Millennials are flocking to the Washington, D.C. metropolitan area for its job opportunities, cultural attractions, and vibrant neighborhoods.
In fact, according to a recent report on Niche.com, the area is the nation’s third most popular city for the generation. And the city’s popularity among millennials has been influencing DC housing trends, fueling high demand for rentals and a preference for walkable, urban neighborhoods over homes in far-flung suburbs.
Washington D.C. earned its top rank because of the high percentage of 25 to 34-year-olds who make it home. The rankings also took into account quality of life, measured by factors such as diversity, income, housing costs, crime rates, and younger residents’ views on the quality of amenities, including professional sports, shopping, and nightlife.
Only New York City and Austin ranked higher.
“The political epicenter of the United States draws young hopefuls with the promise of ambition and idealism and keeps them there with a solid job market and diverse cultural attractions,” the report said.

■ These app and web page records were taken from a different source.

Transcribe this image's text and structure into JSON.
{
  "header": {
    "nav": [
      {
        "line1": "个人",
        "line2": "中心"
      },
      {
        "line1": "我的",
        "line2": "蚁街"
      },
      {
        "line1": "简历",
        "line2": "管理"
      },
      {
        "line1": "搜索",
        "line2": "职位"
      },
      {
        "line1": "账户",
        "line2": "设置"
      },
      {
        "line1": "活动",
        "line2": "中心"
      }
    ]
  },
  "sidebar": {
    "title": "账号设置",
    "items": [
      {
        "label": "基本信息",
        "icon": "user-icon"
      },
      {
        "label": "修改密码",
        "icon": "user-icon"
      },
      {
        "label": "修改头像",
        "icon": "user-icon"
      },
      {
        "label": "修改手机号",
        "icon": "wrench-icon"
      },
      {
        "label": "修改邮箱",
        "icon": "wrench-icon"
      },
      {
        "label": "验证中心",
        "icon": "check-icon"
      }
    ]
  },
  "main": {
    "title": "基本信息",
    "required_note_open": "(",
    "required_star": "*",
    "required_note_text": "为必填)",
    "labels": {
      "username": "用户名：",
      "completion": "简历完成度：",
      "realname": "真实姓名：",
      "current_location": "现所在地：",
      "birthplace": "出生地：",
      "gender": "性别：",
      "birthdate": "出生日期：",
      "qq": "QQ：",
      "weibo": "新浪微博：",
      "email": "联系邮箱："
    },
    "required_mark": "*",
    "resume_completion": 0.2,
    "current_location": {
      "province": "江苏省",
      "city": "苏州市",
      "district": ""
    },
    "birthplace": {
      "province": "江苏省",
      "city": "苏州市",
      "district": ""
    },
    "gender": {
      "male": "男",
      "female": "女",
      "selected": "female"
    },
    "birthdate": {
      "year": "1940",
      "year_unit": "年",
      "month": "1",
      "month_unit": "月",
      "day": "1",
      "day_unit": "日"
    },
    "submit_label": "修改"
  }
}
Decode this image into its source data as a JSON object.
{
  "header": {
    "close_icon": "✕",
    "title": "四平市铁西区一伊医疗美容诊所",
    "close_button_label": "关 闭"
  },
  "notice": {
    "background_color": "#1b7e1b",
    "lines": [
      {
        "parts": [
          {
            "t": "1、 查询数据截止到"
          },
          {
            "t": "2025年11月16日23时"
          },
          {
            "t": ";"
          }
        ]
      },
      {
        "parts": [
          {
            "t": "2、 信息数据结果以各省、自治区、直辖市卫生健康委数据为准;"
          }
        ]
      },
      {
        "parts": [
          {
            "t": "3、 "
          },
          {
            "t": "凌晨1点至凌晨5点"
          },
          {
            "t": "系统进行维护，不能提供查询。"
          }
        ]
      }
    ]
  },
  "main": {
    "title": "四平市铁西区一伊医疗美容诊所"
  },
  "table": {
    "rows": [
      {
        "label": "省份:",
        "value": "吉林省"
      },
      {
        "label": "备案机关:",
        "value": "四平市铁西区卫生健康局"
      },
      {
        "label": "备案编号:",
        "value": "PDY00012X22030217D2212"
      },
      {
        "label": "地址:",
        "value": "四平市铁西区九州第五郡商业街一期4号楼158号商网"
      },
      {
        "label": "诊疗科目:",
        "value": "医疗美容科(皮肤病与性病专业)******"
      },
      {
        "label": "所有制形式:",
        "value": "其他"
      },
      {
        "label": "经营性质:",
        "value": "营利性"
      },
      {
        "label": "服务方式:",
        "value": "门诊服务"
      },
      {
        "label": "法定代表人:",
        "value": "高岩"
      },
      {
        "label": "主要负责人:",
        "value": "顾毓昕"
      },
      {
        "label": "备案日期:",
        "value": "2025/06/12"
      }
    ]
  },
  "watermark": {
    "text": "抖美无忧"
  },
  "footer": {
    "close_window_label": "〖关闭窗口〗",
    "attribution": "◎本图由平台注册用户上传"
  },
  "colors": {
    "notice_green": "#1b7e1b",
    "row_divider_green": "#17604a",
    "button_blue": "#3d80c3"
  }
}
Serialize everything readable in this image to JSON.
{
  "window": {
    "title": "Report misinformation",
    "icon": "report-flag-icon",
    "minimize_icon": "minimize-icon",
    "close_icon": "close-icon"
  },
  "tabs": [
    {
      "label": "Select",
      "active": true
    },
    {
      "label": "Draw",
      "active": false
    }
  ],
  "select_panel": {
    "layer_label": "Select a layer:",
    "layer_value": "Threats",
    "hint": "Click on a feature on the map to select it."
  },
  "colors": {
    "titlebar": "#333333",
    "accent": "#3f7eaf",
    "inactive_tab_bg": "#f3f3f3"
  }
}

Amenity-rich District neighborhoods where millennials make up at least a third of residents include Dupont Circle, Adams Morgan, Mount Pleasant, Cardozo-Shaw (U Street), and Logan Circle-Shaw. And many of the neighborhoods in and around Capitol Hill aren’t far behind, with millennials making up around 30 percent of residents.
Millennials want to live in walkable urban centers with good public transportation and nearby shopping, restaurants and offices, according to the 2014 Nielsen Co. report, “Millennials – Breaking the Myths.” And two-thirds of the generation rent their home, it said.
That’s good news for owners of rental properties and prospective real estate investors. And local market experts expect the demand for rentals in great neighborhoods to continue as millennials move out of their parents’ homes and wait longer than prior generations to settle down, marry, and have families.
“They prefer to live in dense, diverse urban villages where social interaction is just outside their front doors,” the Nielsen report said. “The ‘American Dream’ is transitioning from the white picket fence in the suburbs to the historic brownstone stoop in the heart of the city.”
Nielsen ranked the D.C. metro area sixth nationwide among cities with the highest concentration of residents born between 1977 and 1995, which is how it defined the millennial generation. The District is the only city east of the Mississippi in the top 10, and it has the highest concentration of what Nielsen dubbed wealthy millennials – those earning more than $100,000 a year.
The Niche study named the Clarendon/Courthouse neighborhood in Arlington, with its variety of coffee shops, bars, and restaurants, the top DC-area neighborhood for millennials, who make up 53 percent of the population there.